What you are asked to do
Go through the entries below and pick out every line with "entry".

══ Given data

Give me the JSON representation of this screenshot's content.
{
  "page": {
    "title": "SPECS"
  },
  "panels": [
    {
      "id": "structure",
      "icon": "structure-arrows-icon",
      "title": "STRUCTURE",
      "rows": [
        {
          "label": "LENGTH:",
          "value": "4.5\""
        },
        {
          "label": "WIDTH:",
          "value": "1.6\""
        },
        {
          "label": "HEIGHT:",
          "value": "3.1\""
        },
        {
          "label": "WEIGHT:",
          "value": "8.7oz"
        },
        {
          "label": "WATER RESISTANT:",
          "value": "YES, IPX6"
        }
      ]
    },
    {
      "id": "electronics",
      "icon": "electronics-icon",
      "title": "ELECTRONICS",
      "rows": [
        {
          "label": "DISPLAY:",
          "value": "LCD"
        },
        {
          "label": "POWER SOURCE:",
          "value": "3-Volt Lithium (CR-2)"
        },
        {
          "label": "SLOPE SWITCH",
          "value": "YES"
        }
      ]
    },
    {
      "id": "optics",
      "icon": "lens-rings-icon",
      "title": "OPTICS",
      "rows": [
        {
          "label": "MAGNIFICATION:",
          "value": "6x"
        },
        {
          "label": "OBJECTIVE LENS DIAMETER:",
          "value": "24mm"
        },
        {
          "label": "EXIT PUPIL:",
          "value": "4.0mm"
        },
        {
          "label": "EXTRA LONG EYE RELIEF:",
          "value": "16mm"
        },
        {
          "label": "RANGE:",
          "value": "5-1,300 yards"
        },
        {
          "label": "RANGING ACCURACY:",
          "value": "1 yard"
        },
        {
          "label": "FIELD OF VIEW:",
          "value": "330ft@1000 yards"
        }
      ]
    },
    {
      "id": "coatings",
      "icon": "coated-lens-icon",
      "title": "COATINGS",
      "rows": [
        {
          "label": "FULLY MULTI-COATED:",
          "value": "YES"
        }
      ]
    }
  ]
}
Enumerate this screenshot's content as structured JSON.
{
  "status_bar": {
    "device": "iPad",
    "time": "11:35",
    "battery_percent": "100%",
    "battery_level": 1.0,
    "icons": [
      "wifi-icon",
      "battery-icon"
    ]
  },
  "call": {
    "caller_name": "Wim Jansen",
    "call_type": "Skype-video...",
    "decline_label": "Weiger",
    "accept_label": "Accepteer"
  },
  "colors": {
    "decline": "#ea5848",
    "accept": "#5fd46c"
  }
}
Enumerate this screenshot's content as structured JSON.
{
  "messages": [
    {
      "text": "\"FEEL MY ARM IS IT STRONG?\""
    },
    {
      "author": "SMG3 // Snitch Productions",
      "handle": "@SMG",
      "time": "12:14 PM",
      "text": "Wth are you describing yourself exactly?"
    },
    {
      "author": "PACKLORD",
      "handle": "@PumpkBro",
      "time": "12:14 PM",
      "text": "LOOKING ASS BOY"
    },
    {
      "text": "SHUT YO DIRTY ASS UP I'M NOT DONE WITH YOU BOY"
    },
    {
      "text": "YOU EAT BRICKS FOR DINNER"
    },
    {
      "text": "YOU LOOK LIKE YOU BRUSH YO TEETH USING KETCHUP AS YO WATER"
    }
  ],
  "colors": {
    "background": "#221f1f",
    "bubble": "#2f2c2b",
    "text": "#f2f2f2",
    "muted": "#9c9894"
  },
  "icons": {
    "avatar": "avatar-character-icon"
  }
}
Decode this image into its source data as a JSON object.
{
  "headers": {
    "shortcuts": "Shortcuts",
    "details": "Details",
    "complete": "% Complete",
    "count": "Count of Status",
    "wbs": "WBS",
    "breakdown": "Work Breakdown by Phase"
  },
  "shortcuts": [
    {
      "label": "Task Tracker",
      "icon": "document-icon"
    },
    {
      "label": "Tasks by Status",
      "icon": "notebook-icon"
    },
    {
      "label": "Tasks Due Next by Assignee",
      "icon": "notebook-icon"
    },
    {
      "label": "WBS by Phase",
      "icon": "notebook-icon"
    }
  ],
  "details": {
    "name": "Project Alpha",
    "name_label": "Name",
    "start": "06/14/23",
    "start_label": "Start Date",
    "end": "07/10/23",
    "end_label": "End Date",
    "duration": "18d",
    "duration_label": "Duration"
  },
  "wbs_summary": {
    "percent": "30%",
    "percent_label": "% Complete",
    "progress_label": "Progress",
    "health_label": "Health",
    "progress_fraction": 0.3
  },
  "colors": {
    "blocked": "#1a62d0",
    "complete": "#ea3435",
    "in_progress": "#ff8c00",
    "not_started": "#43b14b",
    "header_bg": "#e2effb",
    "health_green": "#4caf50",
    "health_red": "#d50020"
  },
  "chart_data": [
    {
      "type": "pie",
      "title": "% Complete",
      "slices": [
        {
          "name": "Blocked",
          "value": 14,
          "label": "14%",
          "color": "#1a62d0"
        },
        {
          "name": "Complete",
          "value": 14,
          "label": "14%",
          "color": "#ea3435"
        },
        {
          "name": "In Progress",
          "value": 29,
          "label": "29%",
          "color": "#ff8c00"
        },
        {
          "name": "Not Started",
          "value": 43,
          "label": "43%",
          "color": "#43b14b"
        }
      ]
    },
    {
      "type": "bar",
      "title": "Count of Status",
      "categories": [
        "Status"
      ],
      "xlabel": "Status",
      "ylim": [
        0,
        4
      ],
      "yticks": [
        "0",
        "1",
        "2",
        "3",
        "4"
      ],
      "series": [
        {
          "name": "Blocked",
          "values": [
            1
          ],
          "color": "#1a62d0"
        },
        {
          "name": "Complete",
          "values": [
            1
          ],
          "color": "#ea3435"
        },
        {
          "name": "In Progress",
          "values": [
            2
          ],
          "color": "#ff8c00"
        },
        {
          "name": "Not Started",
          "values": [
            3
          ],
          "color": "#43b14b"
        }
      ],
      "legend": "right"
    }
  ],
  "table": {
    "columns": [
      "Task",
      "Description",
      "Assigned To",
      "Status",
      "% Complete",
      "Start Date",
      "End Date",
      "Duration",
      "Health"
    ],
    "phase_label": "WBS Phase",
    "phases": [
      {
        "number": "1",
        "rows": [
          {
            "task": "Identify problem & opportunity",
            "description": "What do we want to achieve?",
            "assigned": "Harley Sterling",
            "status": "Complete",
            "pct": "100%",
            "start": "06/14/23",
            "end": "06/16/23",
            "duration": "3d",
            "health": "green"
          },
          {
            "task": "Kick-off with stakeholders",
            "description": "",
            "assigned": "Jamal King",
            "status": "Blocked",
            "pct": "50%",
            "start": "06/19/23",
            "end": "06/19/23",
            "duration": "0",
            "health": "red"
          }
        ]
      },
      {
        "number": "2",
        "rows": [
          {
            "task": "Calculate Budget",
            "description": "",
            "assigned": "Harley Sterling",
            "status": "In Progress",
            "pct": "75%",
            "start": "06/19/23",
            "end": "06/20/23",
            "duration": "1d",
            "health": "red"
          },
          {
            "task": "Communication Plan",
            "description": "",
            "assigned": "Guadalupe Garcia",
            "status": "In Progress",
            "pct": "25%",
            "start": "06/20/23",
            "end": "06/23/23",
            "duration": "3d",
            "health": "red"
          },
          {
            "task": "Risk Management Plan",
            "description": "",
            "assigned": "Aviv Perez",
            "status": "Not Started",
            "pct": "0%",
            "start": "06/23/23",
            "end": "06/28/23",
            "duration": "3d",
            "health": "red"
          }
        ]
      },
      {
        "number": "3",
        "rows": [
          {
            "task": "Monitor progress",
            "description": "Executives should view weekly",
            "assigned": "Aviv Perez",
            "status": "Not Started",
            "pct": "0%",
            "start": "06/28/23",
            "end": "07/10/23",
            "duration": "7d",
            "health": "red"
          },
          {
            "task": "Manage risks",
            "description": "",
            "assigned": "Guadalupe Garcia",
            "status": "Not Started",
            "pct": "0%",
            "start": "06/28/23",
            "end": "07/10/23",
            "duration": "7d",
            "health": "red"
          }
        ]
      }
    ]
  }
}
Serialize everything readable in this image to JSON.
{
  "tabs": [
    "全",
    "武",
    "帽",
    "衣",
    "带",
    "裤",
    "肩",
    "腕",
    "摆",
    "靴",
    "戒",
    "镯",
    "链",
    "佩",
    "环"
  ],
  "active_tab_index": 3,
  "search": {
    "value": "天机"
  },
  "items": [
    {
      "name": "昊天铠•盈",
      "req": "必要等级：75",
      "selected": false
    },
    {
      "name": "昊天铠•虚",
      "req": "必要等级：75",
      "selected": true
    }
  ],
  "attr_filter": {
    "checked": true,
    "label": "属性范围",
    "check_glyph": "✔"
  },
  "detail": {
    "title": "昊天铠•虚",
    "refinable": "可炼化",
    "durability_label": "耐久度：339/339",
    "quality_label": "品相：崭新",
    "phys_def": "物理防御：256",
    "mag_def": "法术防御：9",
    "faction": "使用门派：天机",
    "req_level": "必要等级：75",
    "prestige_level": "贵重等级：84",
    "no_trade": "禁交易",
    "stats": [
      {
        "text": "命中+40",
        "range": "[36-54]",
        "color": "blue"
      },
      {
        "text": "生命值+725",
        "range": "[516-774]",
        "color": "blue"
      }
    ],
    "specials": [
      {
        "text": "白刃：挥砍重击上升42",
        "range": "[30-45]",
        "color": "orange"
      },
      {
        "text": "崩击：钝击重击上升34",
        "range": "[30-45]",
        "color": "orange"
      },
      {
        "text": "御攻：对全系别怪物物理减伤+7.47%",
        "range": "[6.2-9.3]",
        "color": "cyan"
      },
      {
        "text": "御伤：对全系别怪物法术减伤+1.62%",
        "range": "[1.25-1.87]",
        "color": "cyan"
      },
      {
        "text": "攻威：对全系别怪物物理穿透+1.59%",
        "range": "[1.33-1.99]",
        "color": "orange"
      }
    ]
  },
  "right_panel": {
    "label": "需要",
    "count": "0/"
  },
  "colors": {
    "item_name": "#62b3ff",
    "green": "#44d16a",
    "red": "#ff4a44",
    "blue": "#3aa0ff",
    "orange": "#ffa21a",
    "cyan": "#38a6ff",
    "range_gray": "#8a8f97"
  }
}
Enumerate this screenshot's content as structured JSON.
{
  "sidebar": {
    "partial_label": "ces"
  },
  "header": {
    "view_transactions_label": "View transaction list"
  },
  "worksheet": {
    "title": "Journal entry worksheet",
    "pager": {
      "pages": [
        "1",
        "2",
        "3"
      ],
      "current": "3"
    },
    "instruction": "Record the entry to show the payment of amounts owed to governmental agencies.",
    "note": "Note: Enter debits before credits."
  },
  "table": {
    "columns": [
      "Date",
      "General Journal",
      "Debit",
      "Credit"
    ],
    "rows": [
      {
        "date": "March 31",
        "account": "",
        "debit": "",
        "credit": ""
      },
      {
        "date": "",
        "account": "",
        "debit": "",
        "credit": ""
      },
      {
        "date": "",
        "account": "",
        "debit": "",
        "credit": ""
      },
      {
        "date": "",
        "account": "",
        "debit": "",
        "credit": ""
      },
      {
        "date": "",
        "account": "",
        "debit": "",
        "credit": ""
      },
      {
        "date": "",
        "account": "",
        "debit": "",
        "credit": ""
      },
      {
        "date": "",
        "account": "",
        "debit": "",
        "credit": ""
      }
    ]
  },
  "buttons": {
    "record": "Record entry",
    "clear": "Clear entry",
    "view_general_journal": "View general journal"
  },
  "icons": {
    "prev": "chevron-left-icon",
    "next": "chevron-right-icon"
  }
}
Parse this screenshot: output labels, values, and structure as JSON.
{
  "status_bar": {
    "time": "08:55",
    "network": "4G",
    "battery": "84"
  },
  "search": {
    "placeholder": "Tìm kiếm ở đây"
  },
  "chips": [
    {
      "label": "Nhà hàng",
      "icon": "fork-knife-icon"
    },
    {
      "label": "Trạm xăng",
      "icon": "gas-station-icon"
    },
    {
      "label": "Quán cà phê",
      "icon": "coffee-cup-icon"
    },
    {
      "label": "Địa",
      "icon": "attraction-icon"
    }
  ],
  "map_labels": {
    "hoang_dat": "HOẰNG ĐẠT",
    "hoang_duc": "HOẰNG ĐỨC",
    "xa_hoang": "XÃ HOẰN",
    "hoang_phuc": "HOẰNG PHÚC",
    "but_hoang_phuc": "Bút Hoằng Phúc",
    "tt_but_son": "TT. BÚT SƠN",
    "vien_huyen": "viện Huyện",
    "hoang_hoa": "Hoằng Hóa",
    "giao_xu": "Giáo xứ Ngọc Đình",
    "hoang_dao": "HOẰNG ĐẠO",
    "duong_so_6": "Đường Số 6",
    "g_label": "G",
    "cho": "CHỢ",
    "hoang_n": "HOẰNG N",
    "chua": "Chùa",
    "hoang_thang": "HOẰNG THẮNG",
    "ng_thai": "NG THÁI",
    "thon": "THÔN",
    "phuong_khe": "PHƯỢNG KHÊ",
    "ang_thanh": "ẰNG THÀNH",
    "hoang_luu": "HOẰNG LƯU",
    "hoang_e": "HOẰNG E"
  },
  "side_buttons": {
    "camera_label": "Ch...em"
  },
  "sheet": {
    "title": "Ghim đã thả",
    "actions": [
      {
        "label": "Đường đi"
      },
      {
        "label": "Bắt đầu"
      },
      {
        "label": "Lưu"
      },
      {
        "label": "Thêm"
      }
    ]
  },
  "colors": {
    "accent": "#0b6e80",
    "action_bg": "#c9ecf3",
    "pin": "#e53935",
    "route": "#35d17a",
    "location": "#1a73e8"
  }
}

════

Response area
    "title": "Journal entry worksheet",
    "instruction": "Record the entry to show the payment of amounts owed to governmental agencies.",
    "record": "Record entry",
    "clear": "Clear entry",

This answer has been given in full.